**WHAT IS EXPECTED**. Return the records that follow, unchanged and complete.

**Records excerpted from a collection**.
Content starts

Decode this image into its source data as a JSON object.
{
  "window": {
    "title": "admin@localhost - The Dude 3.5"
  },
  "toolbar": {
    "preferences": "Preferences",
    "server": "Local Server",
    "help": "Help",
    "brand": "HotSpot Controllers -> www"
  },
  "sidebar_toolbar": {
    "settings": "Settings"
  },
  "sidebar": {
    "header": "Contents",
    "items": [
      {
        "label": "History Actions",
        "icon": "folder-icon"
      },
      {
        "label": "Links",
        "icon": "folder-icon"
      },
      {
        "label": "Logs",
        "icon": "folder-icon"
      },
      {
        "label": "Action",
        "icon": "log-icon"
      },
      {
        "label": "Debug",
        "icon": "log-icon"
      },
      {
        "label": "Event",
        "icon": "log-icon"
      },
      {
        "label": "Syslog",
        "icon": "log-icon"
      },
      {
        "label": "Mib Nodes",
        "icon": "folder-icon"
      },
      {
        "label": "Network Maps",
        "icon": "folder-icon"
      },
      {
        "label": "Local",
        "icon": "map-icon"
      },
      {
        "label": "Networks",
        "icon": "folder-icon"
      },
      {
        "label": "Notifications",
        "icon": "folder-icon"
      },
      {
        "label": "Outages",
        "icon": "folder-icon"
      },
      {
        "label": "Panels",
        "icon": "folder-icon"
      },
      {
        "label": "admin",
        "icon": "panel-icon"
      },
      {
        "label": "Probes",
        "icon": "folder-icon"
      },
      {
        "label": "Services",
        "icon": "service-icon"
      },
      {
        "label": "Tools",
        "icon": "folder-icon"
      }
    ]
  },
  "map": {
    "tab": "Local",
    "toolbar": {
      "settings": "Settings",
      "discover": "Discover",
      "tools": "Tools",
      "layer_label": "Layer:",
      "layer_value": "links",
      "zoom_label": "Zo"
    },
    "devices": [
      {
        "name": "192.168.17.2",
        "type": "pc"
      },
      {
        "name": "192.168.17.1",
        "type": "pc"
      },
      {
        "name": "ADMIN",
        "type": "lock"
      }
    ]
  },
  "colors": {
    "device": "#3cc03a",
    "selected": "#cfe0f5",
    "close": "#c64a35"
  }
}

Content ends

**EXERCISE RESULT**.
Decode this image into its source data as a JSON object.
{
  "window": {
    "title": "admin@localhost - The Dude 3.5"
  },
  "toolbar": {
    "preferences": "Preferences",
    "server": "Local Server",
    "help": "Help",
    "brand": "HotSpot Controllers -> www"
  },
  "sidebar_toolbar": {
    "settings": "Settings"
  },
  "sidebar": {
    "header": "Contents",
    "items": [
      {
        "label": "History Actions",
        "icon": "folder-icon"
      },
      {
        "label": "Links",
        "icon": "folder-icon"
      },
      {
        "label": "Logs",
        "icon": "folder-icon"
      },
      {
        "label": "Action",
        "icon": "log-icon"
      },
      {
        "label": "Debug",
        "icon": "log-icon"
      },
      {
        "label": "Event",
        "icon": "log-icon"
      },
      {
        "label": "Syslog",
        "icon": "log-icon"
      },
      {
        "label": "Mib Nodes",
        "icon": "folder-icon"
      },
      {
        "label": "Network Maps",
        "icon": "folder-icon"
      },
      {
        "label": "Local",
        "icon": "map-icon"
      },
      {
        "label": "Networks",
        "icon": "folder-icon"
      },
      {
        "label": "Notifications",
        "icon": "folder-icon"
      },
      {
        "label": "Outages",
        "icon": "folder-icon"
      },
      {
        "label": "Panels",
        "icon": "folder-icon"
      },
      {
        "label": "admin",
        "icon": "panel-icon"
      },
      {
        "label": "Probes",
        "icon": "folder-icon"
      },
      {
        "label": "Services",
        "icon": "service-icon"
      },
      {
        "label": "Tools",
        "icon": "folder-icon"
      }
    ]
  },
  "map": {
    "tab": "Local",
    "toolbar": {
      "settings": "Settings",
      "discover": "Discover",
      "tools": "Tools",
      "layer_label": "Layer:",
      "layer_value": "links",
      "zoom_label": "Zo"
    },
    "devices": [
      {
        "name": "192.168.17.2",
        "type": "pc"
      },
      {
        "name": "192.168.17.1",
        "type": "pc"
      },
      {
        "name": "ADMIN",
        "type": "lock"
      }
    ]
  },
  "colors": {
    "device": "#3cc03a",
    "selected": "#cfe0f5",
    "close": "#c64a35"
  }
}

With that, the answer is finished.